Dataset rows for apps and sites
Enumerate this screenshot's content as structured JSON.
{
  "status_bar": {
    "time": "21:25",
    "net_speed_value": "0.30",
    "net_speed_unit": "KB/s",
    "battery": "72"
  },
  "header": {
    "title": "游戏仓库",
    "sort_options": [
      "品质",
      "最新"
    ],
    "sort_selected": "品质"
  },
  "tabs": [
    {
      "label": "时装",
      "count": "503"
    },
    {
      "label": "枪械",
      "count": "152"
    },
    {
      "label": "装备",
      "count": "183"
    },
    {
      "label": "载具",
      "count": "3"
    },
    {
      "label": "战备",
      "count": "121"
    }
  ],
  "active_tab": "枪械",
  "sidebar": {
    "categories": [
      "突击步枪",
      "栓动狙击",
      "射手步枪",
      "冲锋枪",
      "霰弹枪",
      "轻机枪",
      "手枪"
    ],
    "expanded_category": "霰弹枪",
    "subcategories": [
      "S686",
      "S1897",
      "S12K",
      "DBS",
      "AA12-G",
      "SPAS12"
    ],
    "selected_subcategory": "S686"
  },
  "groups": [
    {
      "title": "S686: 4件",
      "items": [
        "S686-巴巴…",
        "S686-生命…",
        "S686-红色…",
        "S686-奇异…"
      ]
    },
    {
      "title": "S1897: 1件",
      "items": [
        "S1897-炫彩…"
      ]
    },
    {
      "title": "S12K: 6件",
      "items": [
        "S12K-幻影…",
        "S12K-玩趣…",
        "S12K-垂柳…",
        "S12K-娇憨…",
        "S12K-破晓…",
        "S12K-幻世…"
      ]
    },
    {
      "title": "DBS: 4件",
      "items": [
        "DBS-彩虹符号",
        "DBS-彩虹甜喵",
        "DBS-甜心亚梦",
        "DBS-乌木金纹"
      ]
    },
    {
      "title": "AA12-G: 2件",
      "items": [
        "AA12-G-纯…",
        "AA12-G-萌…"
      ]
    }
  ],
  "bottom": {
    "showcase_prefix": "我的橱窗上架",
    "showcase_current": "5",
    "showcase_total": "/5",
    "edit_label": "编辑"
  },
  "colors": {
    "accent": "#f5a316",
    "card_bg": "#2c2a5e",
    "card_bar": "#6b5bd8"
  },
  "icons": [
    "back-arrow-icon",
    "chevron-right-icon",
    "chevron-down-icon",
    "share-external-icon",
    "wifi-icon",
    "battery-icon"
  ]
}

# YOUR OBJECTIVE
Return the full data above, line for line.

# TASK ANSWER
Enumerate this screenshot's content as structured JSON.
{
  "status_bar": {
    "time": "21:25",
    "net_speed_value": "0.30",
    "net_speed_unit": "KB/s",
    "battery": "72"
  },
  "header": {
    "title": "游戏仓库",
    "sort_options": [
      "品质",
      "最新"
    ],
    "sort_selected": "品质"
  },
  "tabs": [
    {
      "label": "时装",
      "count": "503"
    },
    {
      "label": "枪械",
      "count": "152"
    },
    {
      "label": "装备",
      "count": "183"
    },
    {
      "label": "载具",
      "count": "3"
    },
    {
      "label": "战备",
      "count": "121"
    }
  ],
  "active_tab": "枪械",
  "sidebar": {
    "categories": [
      "突击步枪",
      "栓动狙击",
      "射手步枪",
      "冲锋枪",
      "霰弹枪",
      "轻机枪",
      "手枪"
    ],
    "expanded_category": "霰弹枪",
    "subcategories": [
      "S686",
      "S1897",
      "S12K",
      "DBS",
      "AA12-G",
      "SPAS12"
    ],
    "selected_subcategory": "S686"
  },
  "groups": [
    {
      "title": "S686: 4件",
      "items": [
        "S686-巴巴…",
        "S686-生命…",
        "S686-红色…",
        "S686-奇异…"
      ]
    },
    {
      "title": "S1897: 1件",
      "items": [
        "S1897-炫彩…"
      ]
    },
    {
      "title": "S12K: 6件",
      "items": [
        "S12K-幻影…",
        "S12K-玩趣…",
        "S12K-垂柳…",
        "S12K-娇憨…",
        "S12K-破晓…",
        "S12K-幻世…"
      ]
    },
    {
      "title": "DBS: 4件",
      "items": [
        "DBS-彩虹符号",
        "DBS-彩虹甜喵",
        "DBS-甜心亚梦",
        "DBS-乌木金纹"
      ]
    },
    {
      "title": "AA12-G: 2件",
      "items": [
        "AA12-G-纯…",
        "AA12-G-萌…"
      ]
    }
  ],
  "bottom": {
    "showcase_prefix": "我的橱窗上架",
    "showcase_current": "5",
    "showcase_total": "/5",
    "edit_label": "编辑"
  },
  "colors": {
    "accent": "#f5a316",
    "card_bg": "#2c2a5e",
    "card_bar": "#6b5bd8"
  },
  "icons": [
    "back-arrow-icon",
    "chevron-right-icon",
    "chevron-down-icon",
    "share-external-icon",
    "wifi-icon",
    "battery-icon"
  ]
}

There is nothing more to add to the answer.